Mr. Marin cultivates this dynamic classroom energy, largely encouraging questions and always seeking openness. His manner is often blunt — his demeanour tough to match the neighbourhood and throughout the course of the school year we come to question some of his decisions. At the same time, like so many good teachers, he actively encourages talent and experiences immense pride over student achievements. The balance between the two — tactless disciplinarian and nurturing educator is Marin’s fraught journey explored within the film in an understated, non-sensationalist way.
While Mr. Marin is the anchor of The Class, it is first and foremost a multi-protagonist film and the student-actors in particular play their 'roles’ exceptionally. Their stories make the film highly contemporary and raise real questions about nationalism and society today.

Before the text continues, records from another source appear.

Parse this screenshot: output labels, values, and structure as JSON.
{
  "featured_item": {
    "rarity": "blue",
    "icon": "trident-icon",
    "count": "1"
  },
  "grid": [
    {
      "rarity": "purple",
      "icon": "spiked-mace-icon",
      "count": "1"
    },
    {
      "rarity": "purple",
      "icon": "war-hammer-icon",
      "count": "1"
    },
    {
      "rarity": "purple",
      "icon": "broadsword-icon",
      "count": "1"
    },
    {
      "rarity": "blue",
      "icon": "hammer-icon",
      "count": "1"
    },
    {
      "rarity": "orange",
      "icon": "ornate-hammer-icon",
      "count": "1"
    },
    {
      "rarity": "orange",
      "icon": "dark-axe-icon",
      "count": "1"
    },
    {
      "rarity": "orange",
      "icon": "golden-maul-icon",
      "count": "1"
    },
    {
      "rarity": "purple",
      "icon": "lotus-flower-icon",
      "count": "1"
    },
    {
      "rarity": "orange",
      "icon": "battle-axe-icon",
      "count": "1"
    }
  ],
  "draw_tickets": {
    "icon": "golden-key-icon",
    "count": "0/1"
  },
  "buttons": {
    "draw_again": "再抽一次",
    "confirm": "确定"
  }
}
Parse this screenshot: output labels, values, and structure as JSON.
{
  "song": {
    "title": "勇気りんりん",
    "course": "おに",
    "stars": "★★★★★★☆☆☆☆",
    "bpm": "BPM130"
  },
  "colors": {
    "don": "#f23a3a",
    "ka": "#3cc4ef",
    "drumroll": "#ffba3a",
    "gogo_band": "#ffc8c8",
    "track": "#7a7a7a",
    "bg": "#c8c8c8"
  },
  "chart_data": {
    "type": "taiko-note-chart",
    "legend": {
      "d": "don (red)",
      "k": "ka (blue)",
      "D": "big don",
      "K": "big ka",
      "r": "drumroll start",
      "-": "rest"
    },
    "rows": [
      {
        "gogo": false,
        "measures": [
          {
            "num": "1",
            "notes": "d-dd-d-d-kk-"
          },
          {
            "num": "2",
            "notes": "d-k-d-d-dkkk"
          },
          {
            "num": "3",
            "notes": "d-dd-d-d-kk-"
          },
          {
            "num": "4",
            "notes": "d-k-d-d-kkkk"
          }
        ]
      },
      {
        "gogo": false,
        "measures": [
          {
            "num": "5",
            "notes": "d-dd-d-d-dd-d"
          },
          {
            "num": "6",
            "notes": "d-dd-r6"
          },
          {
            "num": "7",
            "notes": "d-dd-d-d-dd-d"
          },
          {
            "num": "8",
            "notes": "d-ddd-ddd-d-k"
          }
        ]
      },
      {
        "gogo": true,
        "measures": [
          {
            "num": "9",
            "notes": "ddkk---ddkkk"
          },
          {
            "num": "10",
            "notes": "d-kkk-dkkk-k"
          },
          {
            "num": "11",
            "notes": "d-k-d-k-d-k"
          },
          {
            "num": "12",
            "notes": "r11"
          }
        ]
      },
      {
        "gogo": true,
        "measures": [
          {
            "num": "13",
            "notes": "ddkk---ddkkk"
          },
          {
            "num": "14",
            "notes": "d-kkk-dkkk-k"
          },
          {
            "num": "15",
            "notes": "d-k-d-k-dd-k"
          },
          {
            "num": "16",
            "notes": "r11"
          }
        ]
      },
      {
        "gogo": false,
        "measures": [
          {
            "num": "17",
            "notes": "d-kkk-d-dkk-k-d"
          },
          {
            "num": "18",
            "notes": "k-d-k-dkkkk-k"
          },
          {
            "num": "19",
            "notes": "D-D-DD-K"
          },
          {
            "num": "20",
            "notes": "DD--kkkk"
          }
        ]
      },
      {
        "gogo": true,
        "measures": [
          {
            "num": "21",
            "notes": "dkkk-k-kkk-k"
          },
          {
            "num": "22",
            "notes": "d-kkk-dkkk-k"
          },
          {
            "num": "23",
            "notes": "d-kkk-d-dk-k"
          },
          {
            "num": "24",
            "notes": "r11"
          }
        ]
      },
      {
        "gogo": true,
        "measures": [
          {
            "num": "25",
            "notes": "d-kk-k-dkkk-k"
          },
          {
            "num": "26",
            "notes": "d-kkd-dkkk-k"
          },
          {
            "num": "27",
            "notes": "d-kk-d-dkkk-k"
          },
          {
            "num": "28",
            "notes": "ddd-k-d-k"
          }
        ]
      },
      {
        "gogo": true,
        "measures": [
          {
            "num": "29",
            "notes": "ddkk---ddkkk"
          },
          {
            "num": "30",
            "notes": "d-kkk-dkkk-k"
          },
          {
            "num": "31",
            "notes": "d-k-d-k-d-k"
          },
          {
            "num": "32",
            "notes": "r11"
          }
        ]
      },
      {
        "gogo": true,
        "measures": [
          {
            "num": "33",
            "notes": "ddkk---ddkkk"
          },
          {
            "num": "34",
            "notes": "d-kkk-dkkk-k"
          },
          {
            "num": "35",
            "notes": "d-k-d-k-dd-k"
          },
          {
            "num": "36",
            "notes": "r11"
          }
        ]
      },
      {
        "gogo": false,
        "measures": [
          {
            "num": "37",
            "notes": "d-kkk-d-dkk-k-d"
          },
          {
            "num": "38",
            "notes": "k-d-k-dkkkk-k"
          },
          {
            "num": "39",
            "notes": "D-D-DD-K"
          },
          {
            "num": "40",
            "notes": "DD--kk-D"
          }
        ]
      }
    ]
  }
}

Modest and unassuming, a film about humanity and potential, The Class doesn’t shy away from the flawed nature of an education system that puts pressure on teachers and allows students to slip through the cracks and what it reveals about the daily difficulties facing students such as Wei (Wei Huang) and second generation Malian, Souleymane (Franck Keïta) will break your heart.

Well worth a look.